A week ago, I watched J.K. Rowling’s commencement address at Harvard, from 2008 (the unsubtitled video is here, with a transcript underneath it but there is also a subtitled one here). What she said spoke to me – her speech reminded me of the times I have failed, or have come close to failing. It also reminded me of the power of imagination – not just the kind of imagination we use when reading or writing, but the imagination that lets us imagine what it is like to be in another person’s shoes – empathy. To empathise is part of imagination.
‘Unlike any other creature on this planet, humans can learn and understand, without having experienced. They can think themselves into other people’s places.’ – J.K. Rowling.
It can be hard to empathise with people at times. It can be painful to acknowledge and learn about the pain of others. However, learning and trying to understand the pain of other people means that we work on our inner selves – and empathy is something that allows us to use imagination to change the world. Whether that is through activism or art, or by working towards a better world in some way, or by making someone’s day that little bit brighter – there are so many possibilities that require a small leap of imagination.
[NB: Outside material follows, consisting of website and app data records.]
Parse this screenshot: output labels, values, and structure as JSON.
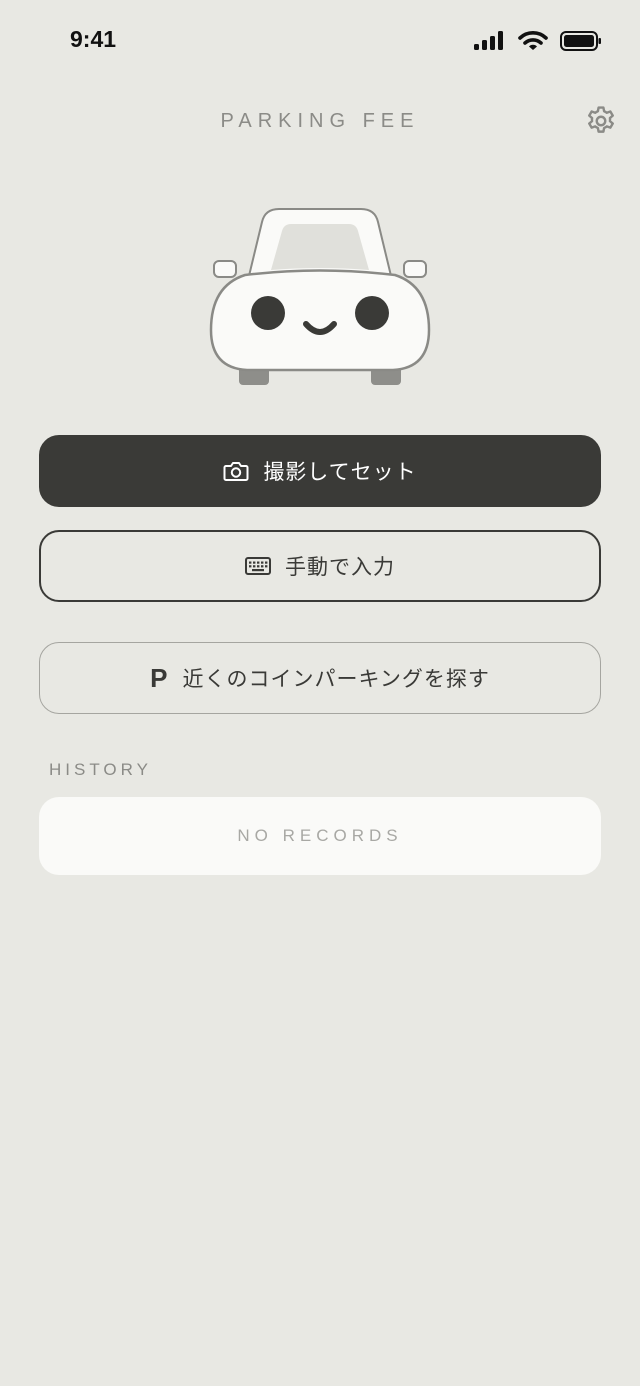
{
  "status_bar": {
    "time": "9:41",
    "icons": [
      "signal-icon",
      "wifi-icon",
      "battery-icon"
    ]
  },
  "header": {
    "title": "PARKING FEE",
    "settings_icon": "gear-icon"
  },
  "hero": {
    "illustration": "smiling-car-icon"
  },
  "actions": {
    "camera_label": "撮影してセット",
    "camera_icon": "camera-icon",
    "manual_label": "手動で入力",
    "manual_icon": "keyboard-icon",
    "parking_label": "近くのコインパーキングを探す",
    "parking_icon": "P"
  },
  "history": {
    "label": "HISTORY",
    "empty_text": "NO RECORDS"
  },
  "colors": {
    "background": "#e8e8e3",
    "primary": "#3a3a37",
    "muted": "#8b8b87",
    "card": "#fafaf8"
  }
}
Failure teaches us resilience. In the face of failure, we learn more about ourselves and the people around us, about relationships and inner strength. For me, failure is a very strong word – it implies no possibility of getting back up and starting again, but that is what happens – we get back up and start again. Every day is a new day. Some days are harder than others, but there is always a new day, always the possibility of something different – that you can do something, make small changes or work towards your dream.
‘One of the many things I learned at the end of that Classics corridor down which I ventured at the age of 18, in search of something I could not then define, was this, written by the Greek author Plutarch: What we achieve inwardly will change outer reality.
That is an astonishing statement and yet proven a thousand times every day of our lives. It expresses, in part, our inescapable connection with the outside world, the fact that we touch other people’s lives simply by existing.’ – J.K. Rowling.
She also mentions that you are not a list of achievements – that we are not our CVs, our qualifications or other such measurements of success. People’s ideas of success vary. You don’t have to have a tick list where you have to achieve certain things by the time you are 30. I’ve discovered this the hard way – that my education, whilst giving me the tools to analyse, and think for myself – is not necessarily about achievement. It means a lot to me that I worked that hard for my education, but you learn every single day of your life. So much of what I’ve learnt in the years following my formal education has been about vulnerability, resilience and what it means to be human. You learn those lessons by living.
‘You might never fail on the scale I did, but some failure in life is inevitable. It is impossible to live without failing at something, unless you live so cautiously that you might as well not have lived at all – in which case, you fail by default.
Failure gave me an inner security that I had never attained by passing examinations. Failure taught me things about myself that I could have learned no other way. I discovered that I had a strong will, and more discipline than I had suspected; I also found out that I had friends whose value was truly above the price of rubies.
The knowledge that you have emerged wiser and stronger from setbacks means that you are, ever after, secure in your ability to survive. You will never truly know yourself, or the strength of your relationships, until both have been tested by adversity. Such knowledge is a true gift, for all that it is painfully won, and it has been worth more than any qualification I ever earned.
So given a Time Turner, I would tell my 21-year-old self that personal happiness lies in knowing that life is not a check-list of acquisition or achievement. Your qualifications, your CV, are not your life, though you will meet many people of my age and older who confuse the two. Life is difficult, and complicated, and beyond anyone’s total control, and the humility to know that will enable you to survive its vicissitudes.’ – J. K. Rowling.